While Europe does not (as yet) have Grace Period provisions, a move for Singapore to adopt Grace Period provisions affords greater scope for Singapore applicants (such as universities and research institutes) to protect their inventions domestically. It also encourages foreign applicants to file in Singapore. This brings the law into better alignment with those of the USA, which is a commercially important jurisdiction for Singapore applicants (often more so than Europe).
Highlighted above are seven possible pitfalls and practicalities. We are of the view that patent applicants should generally avoid making disclosures that unwittingly destroy novelty of their inventions before patent filing. As far as possible, they should avoid relying on the Grace Period, which should be invoked as a measure of last resort.
Businesses should promptly seek out patent lawyers who have built up close ties and who engage in regular interactions with other foreign patent lawyers with a view to keep abreast of the requirements of international laws and regulations. They are hence better equipped to provide their clients with advice on suitable global filing strategies.
In the new year of 2017, may we look forward to more grace (no pun intended) being given to all earthly and patentable matters.
[iii] Section 71 of the Patents Act
This article has been peer reviewed by the IP Academy and a condensed version of it has been published on IP Academy’s blog at IPA Beacon on 3 February 2017. It is subsequently re-published in the official publication of the Law Society of Singapore, Law Gazette, March 2017 Issue.
Disclaimer: The opinions expressed in this article are the sole responsibility of the author and do not necessarily reflect any position or policy of Goh Phai Cheng LLC (“the firm”). While every effort has been made to ensure that the information contained in this article is correct, neither the author nor the firm can accept any responsibility for any errors, omissions or for any consequences resulting therefrom. This update is intended merely to highlight matters of interest in the field of Intellectual Property.

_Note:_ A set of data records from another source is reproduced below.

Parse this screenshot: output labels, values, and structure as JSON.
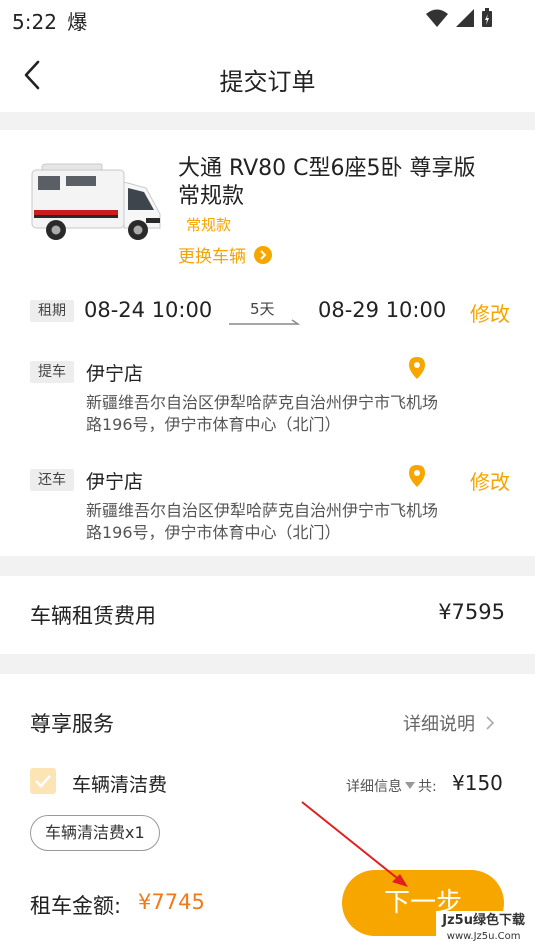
{
  "status": {
    "time": "5:22",
    "notif": "爆"
  },
  "nav": {
    "title": "提交订单"
  },
  "vehicle": {
    "name_line1": "大通  RV80  C型6座5卧  尊享版",
    "name_line2": "常规款",
    "badge": "常规款",
    "change_label": "更换车辆"
  },
  "rental": {
    "period_tag": "租期",
    "start": "08-24 10:00",
    "duration": "5天",
    "end": "08-29 10:00",
    "modify": "修改"
  },
  "pickup": {
    "tag": "提车",
    "store": "伊宁店",
    "address": "新疆维吾尔自治区伊犁哈萨克自治州伊宁市飞机场路196号，伊宁市体育中心（北门）"
  },
  "return": {
    "tag": "还车",
    "store": "伊宁店",
    "address": "新疆维吾尔自治区伊犁哈萨克自治州伊宁市飞机场路196号，伊宁市体育中心（北门）",
    "modify": "修改"
  },
  "fee": {
    "label": "车辆租赁费用",
    "amount": "¥7595"
  },
  "service": {
    "title": "尊享服务",
    "detail_link": "详细说明",
    "item_label": "车辆清洁费",
    "item_info": "详细信息",
    "item_total_prefix": "共:",
    "item_total": "¥150",
    "chip": "车辆清洁费x1"
  },
  "footer": {
    "total_label": "租车金额:",
    "total_amount": "¥7745",
    "next_button": "下一步"
  },
  "watermark": {
    "line1": "Jz5u绿色下载",
    "line2": "www.Jz5u.Com"
  },
  "colors": {
    "accent": "#f7a600",
    "price": "#f07a1a"
  }
}
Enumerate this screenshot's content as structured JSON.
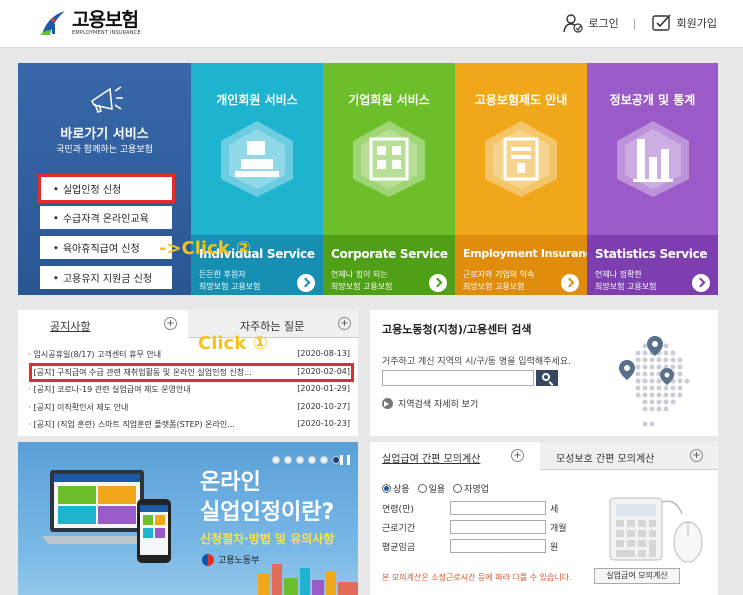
{
  "header": {
    "logo_title": "고용보험",
    "logo_sub": "EMPLOYMENT INSURANCE",
    "login": "로그인",
    "separator": "|",
    "join": "회원가입"
  },
  "shortcut": {
    "title": "바로가기 서비스",
    "subtitle": "국민과 함께하는 고용보험",
    "items": [
      {
        "label": "실업인정 신청"
      },
      {
        "label": "수급자격 온라인교육"
      },
      {
        "label": "육아휴직급여 신청"
      },
      {
        "label": "고용유지 지원금 신청"
      }
    ]
  },
  "annotations": {
    "click2": "->Click ②",
    "click1": "Click ①"
  },
  "panels": [
    {
      "title": "개인회원 서비스",
      "en": "Individual Service",
      "d1": "든든한 후원자",
      "d2": "희망보험 고용보험",
      "color": "#1eb3cf",
      "bottom": "#168fb2"
    },
    {
      "title": "기업회원 서비스",
      "en": "Corporate Service",
      "d1": "언제나 힘이 되는",
      "d2": "희망보험 고용보험",
      "color": "#6cbf2a",
      "bottom": "#4f9f17"
    },
    {
      "title": "고용보험제도 안내",
      "en": "Employment Insurance",
      "d1": "근로자와 기업의 약속",
      "d2": "희망보험 고용보험",
      "color": "#f0a81a",
      "bottom": "#e08d0e"
    },
    {
      "title": "정보공개 및 통계",
      "en": "Statistics Service",
      "d1": "언제나 정확한",
      "d2": "희망보험 고용보험",
      "color": "#9a5ac8",
      "bottom": "#7d3fb0"
    }
  ],
  "notice": {
    "tab_notice": "공지사항",
    "tab_faq": "자주하는 질문",
    "plus": "+",
    "items": [
      {
        "title": "임시공휴일(8/17) 고객센터 휴무 안내",
        "date": "[2020-08-13]"
      },
      {
        "title": "[공지] 구직급여 수급 관련 재취업활동 및 온라인 실업인정 신청...",
        "date": "[2020-02-04]"
      },
      {
        "title": "[공지] 코로나-19 관련 실업급여 제도 운영안내",
        "date": "[2020-01-29]"
      },
      {
        "title": "[공지] 이직확인서 제도 안내",
        "date": "[2020-10-27]"
      },
      {
        "title": "[공지] (직업 훈련) 스마트 직업훈련 플랫폼(STEP) 온라인...",
        "date": "[2020-10-23]"
      }
    ]
  },
  "search": {
    "title": "고용노동청(지청)/고용센터 검색",
    "desc": "거주하고 계신 지역의 시/구/동 명을 입력해주세요.",
    "input_value": "",
    "detail": "지역검색 자세히 보기"
  },
  "banner": {
    "line1": "온라인",
    "line2": "실업인정이란?",
    "line3": "신청절차·방법 및 유의사항",
    "ministry": "고용노동부",
    "active_slide": 6,
    "slide_count": 6
  },
  "calc": {
    "tab1": "실업급여 간편 모의계산",
    "tab2": "모성보호 간편 모의계산",
    "radios": [
      {
        "label": "상용",
        "checked": true
      },
      {
        "label": "일용",
        "checked": false
      },
      {
        "label": "자영업",
        "checked": false
      }
    ],
    "fields": [
      {
        "label": "연령(만)",
        "unit": "세"
      },
      {
        "label": "근로기간",
        "unit": "개월"
      },
      {
        "label": "평균임금",
        "unit": "원"
      }
    ],
    "note": "본 모의계산은 소정근로시간 등에 따라 다를 수 있습니다.",
    "button": "실업급여 모의계산"
  }
}
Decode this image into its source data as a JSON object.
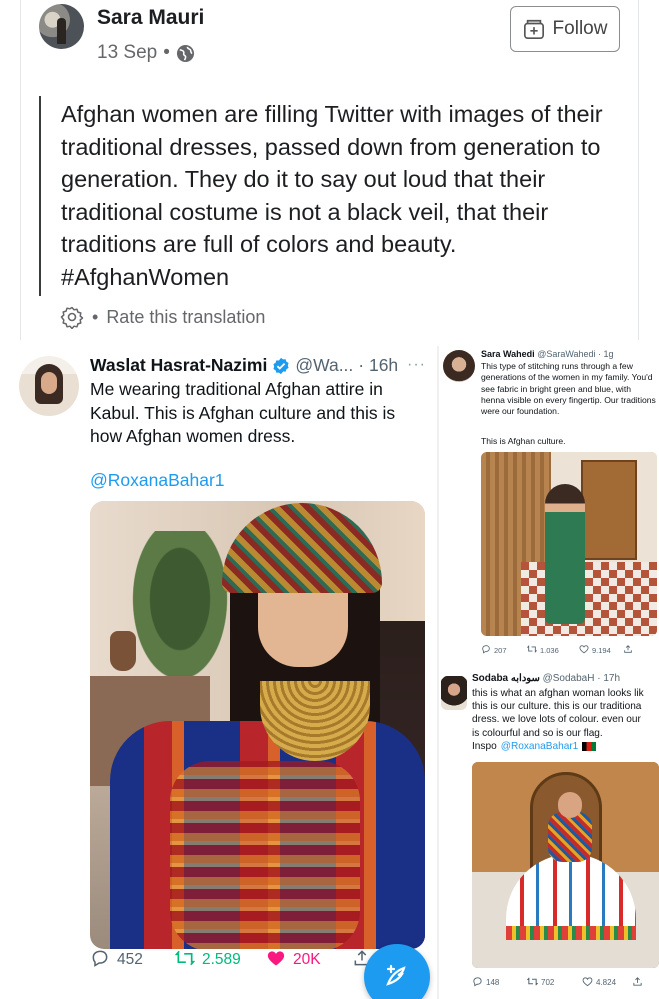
{
  "post": {
    "author": "Sara Mauri",
    "date": "13 Sep",
    "separator": "•",
    "follow_label": "Follow",
    "text": "Afghan women are filling Twitter with images of their traditional dresses, passed down from generation to generation. They do it to say out loud that their traditional costume is not a black veil, that their traditions are full of colors and beauty. #AfghanWomen",
    "translate_separator": "•",
    "translate_label": "Rate this translation"
  },
  "tweet_main": {
    "name": "Waslat Hasrat-Nazimi",
    "handle": "@Wa...",
    "time": "· 16h",
    "more": "···",
    "text": "Me wearing traditional Afghan attire in Kabul. This is Afghan culture and this is how Afghan women dress.",
    "mention": "@RoxanaBahar1",
    "replies": "452",
    "retweets": "2.589",
    "likes": "20K"
  },
  "tweet_right_1": {
    "name": "Sara Wahedi",
    "handle": "@SaraWahedi · 1g",
    "text": "This type of stitching runs through a few generations of the women in my family. You'd see fabric in bright green and blue, with henna visible on every fingertip. Our traditions were our foundation.",
    "text2": "This is Afghan culture.",
    "replies": "207",
    "retweets": "1.036",
    "likes": "9.194"
  },
  "tweet_right_2": {
    "name": "Sodaba سودابه",
    "handle": "@SodabaH · 17h",
    "lines": [
      "this is what an afghan woman looks lik",
      "this is our culture. this is our traditiona",
      "dress. we love lots of colour. even our",
      "is colourful and so is our flag."
    ],
    "inspo_label": "Inspo",
    "inspo_mention": "@RoxanaBahar1",
    "replies": "148",
    "retweets": "702",
    "likes": "4.824"
  },
  "colors": {
    "twitter_blue": "#1d9bf0",
    "retweet_green": "#00ba7c",
    "like_pink": "#f91880",
    "muted_text": "#65676b"
  },
  "icons": [
    "globe-icon",
    "follow-icon",
    "gear-icon",
    "verified-icon",
    "reply-icon",
    "retweet-icon",
    "heart-icon",
    "share-icon",
    "compose-icon",
    "afghan-flag-icon"
  ]
}
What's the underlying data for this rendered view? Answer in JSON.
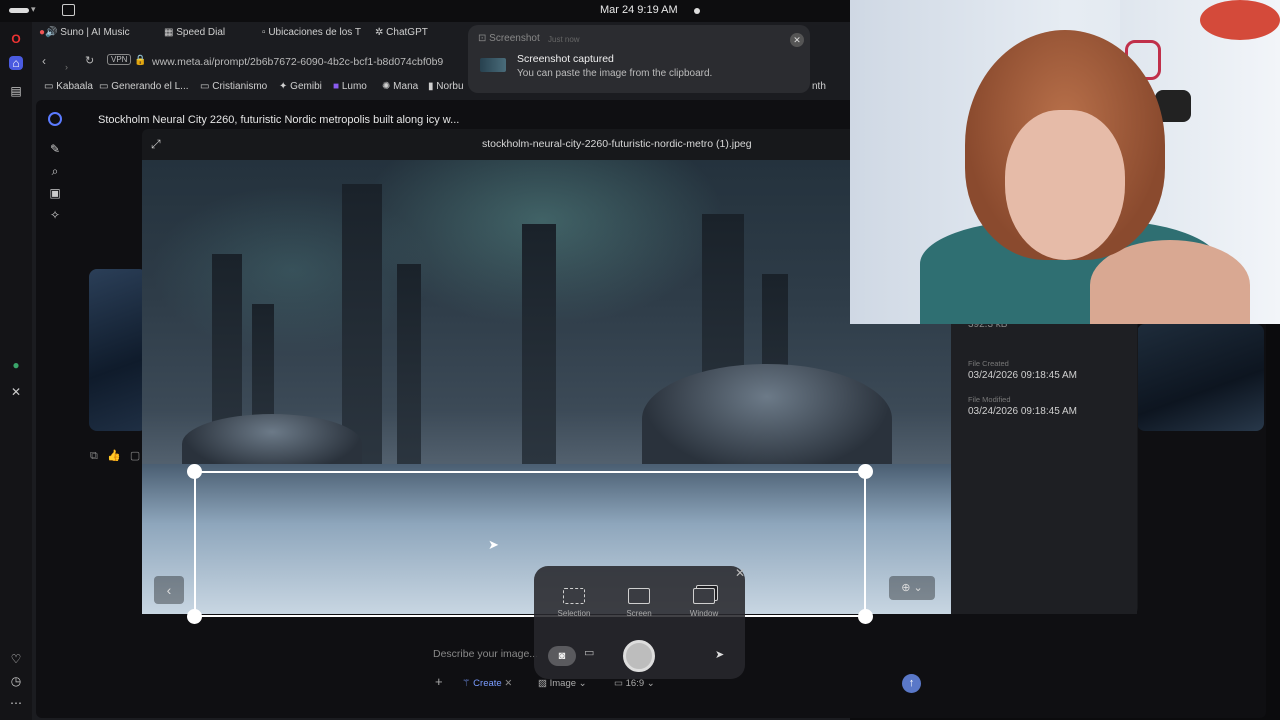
{
  "system": {
    "clock": "Mar 24   9:19 AM"
  },
  "tabs": [
    {
      "label": "Suno | AI Music"
    },
    {
      "label": "Speed Dial"
    },
    {
      "label": "Ubicaciones de los T"
    },
    {
      "label": "ChatGPT"
    }
  ],
  "address": {
    "url": "www.meta.ai/prompt/2b6b7672-6090-4b2c-bcf1-b8d074cbf0b9"
  },
  "bookmarks": [
    {
      "label": "Kabaala"
    },
    {
      "label": "Generando el L..."
    },
    {
      "label": "Cristianismo"
    },
    {
      "label": "Gemibi"
    },
    {
      "label": "Lumo"
    },
    {
      "label": "Mana"
    },
    {
      "label": "Norbu"
    },
    {
      "label": "nth"
    }
  ],
  "prompt": {
    "title": "Stockholm Neural City 2260, futuristic Nordic metropolis built along icy w..."
  },
  "viewer": {
    "filename": "stockholm-neural-city-2260-futuristic-nordic-metro (1).jpeg",
    "info": {
      "size_value": "392.3 kB",
      "created_label": "File Created",
      "created_value": "03/24/2026 09:18:45 AM",
      "modified_label": "File Modified",
      "modified_value": "03/24/2026 09:18:45 AM"
    }
  },
  "composer": {
    "placeholder": "Describe your image...",
    "create_label": "Create",
    "image_label": "Image",
    "ratio_label": "16:9"
  },
  "capture_toolbar": {
    "options": [
      {
        "label": "Selection",
        "icon": "selection-icon"
      },
      {
        "label": "Screen",
        "icon": "screen-icon"
      },
      {
        "label": "Window",
        "icon": "window-icon"
      }
    ]
  },
  "notification": {
    "app": "Screenshot",
    "when": "Just now",
    "title": "Screenshot captured",
    "body": "You can paste the image from the clipboard."
  },
  "colors": {
    "accent": "#5a78c8",
    "background": "#0f0f12",
    "selection": "#ffffff"
  }
}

All the links are last accessed on 1 February 2017. Should you require advice or information, please email the author Constanceleong@gohpc.com or call (65) 6610 4061.
Last updated: 3 April 2017